Scherzer was clearly fired up, routinely throwing fastballs in the upper-90s. He quickly retired Kris Bryant and Rizzo, appearing to be ready to dominate for a couple innings.
Then, Willson Contreras extended the inning with an infield single. Ben Zobrist followed Contreras with a bloop single, bringing the tying run into scoring position, but the crowd remained confident. That is, until Addison Russell shocked everyone with a go-ahead double down the left field line. Just like that, the Nats trailed 5-4 and a hush fell over the crowd.
Baez struck out, but the pitch got by Wieters, who retrieved it and threw it into right field. The inning should’ve been over, but a run scored and it was now 6-4. To add insult to injury, the umpires screwed up a rule, which would’ve ended the inning.
After whiffing, Baez hit Wieters’ mask on the backswing, which should’ve rendered it a dead ball and strike three. However, the umpires didn’t correctly utilize the rule and the inning continued.
The next batter reached on catcher’s interference, continuing Wieters’ nightmare inning, loading the bases. Now, Jay came up with the bases loaded and got hit by a pitch, bringing in another run. 7-4 Cubs. The once-rowdy crowd was suddenly silent and could not believe their eyes.
The Nats and Cubs traded punches throughout the remainder of the game, with the Nats always keeping the score close. Joe Maddon exhausted his bullpen, eventually leading to him bringing in Wade Davis for an unprecedented seven-out save.
Davis was shaky and allowed Nats fans to hold on to a glimmer of hope, up until Bryce Harper stepped up with two outs in the ninth.

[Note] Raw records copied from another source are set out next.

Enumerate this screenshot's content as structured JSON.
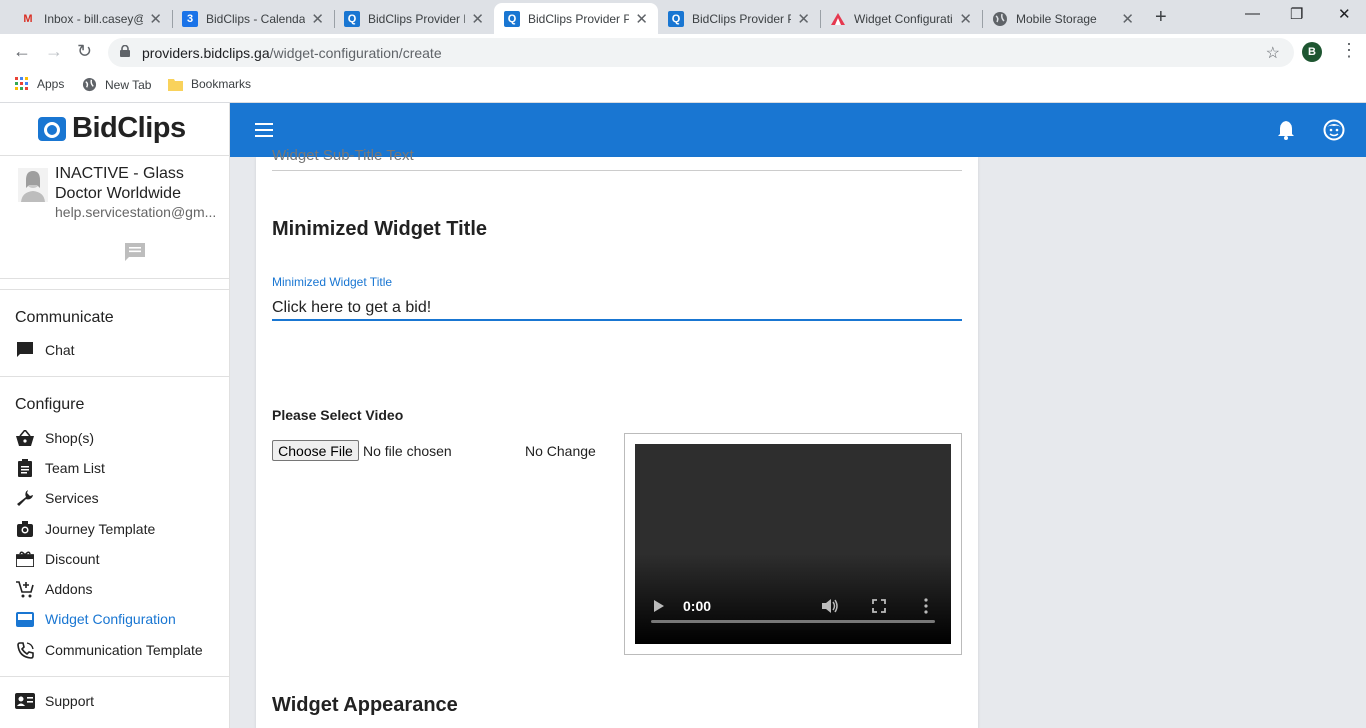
{
  "browser": {
    "tabs": [
      {
        "title": "Inbox - bill.casey@",
        "icon": "gmail-icon",
        "active": false
      },
      {
        "title": "BidClips - Calenda",
        "icon": "calendar-icon",
        "active": false
      },
      {
        "title": "BidClips Provider P",
        "icon": "bidclips-icon",
        "active": false
      },
      {
        "title": "BidClips Provider P",
        "icon": "bidclips-icon",
        "active": true
      },
      {
        "title": "BidClips Provider P",
        "icon": "bidclips-icon",
        "active": false
      },
      {
        "title": "Widget Configurati",
        "icon": "widget-icon",
        "active": false
      },
      {
        "title": "Mobile Storage",
        "icon": "globe-icon",
        "active": false
      }
    ],
    "new_tab": "+",
    "url_host": "providers.bidclips.ga",
    "url_path": "/widget-configuration/create",
    "profile_initial": "B",
    "bookmarks": [
      {
        "label": "Apps",
        "icon": "apps-grid-icon"
      },
      {
        "label": "New Tab",
        "icon": "globe-icon"
      },
      {
        "label": "Bookmarks",
        "icon": "folder-icon"
      }
    ]
  },
  "sidebar": {
    "logo": "BidClips",
    "account_name": "INACTIVE - Glass Doctor Worldwide",
    "account_email": "help.servicestation@gm...",
    "sections": [
      {
        "heading": "Communicate",
        "items": [
          {
            "label": "Chat",
            "icon": "chat-icon"
          }
        ]
      },
      {
        "heading": "Configure",
        "items": [
          {
            "label": "Shop(s)",
            "icon": "basket-icon"
          },
          {
            "label": "Team List",
            "icon": "clipboard-icon"
          },
          {
            "label": "Services",
            "icon": "wrench-icon"
          },
          {
            "label": "Journey Template",
            "icon": "camera-icon"
          },
          {
            "label": "Discount",
            "icon": "gift-icon"
          },
          {
            "label": "Addons",
            "icon": "cart-plus-icon"
          },
          {
            "label": "Widget Configuration",
            "icon": "widget-icon",
            "active": true
          },
          {
            "label": "Communication Template",
            "icon": "phone-icon"
          }
        ]
      }
    ],
    "support": {
      "label": "Support",
      "icon": "contact-card-icon"
    }
  },
  "form": {
    "prev_field_text": "Widget Sub-Title Text",
    "minimized_section_title": "Minimized Widget Title",
    "minimized_field_label": "Minimized Widget Title",
    "minimized_field_value": "Click here to get a bid!",
    "select_video_label": "Please Select Video",
    "choose_file_label": "Choose File",
    "file_status": "No file chosen",
    "no_change": "No Change",
    "video_time": "0:00",
    "appearance_title": "Widget Appearance"
  },
  "colors": {
    "accent": "#1976d2",
    "content_bg": "#e7e9ed"
  }
}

Harper was known for his late-game dramatics and could tie the game with one swing.
Unfortunately, he was unable to be the hero, striking out to end the Nats’ season. A long, emotional roller coaster of a night had ended with the Nats falling short.
On an incredibly promising night, the Nats once again failed to advance past the NLDS. The fans had had enough; some cried, some screamed, and some stared at the Cubs celebrating in disbelief.
Nats fans packed Nationals Park for the third Game 5 in five years, and were disappointed once again. Baseball is a cruel, cruel sport, and this loss will certainly sting for a while.
However, as Cubs fans said for 108 years, there’s always next year. Harper has one year left on his contract, and the Nats will most likely have at least one more postseason run with him in tow.
This loss hurts, but fans will once again pack Nats Park on April 5 for the home opener, and will show up in full force for the 2018 postseason, despite the years of pain. Michael Scott said it best and I believe I can speak for Nats fans everywhere when I say that come next year, I will be ready to get hurt again.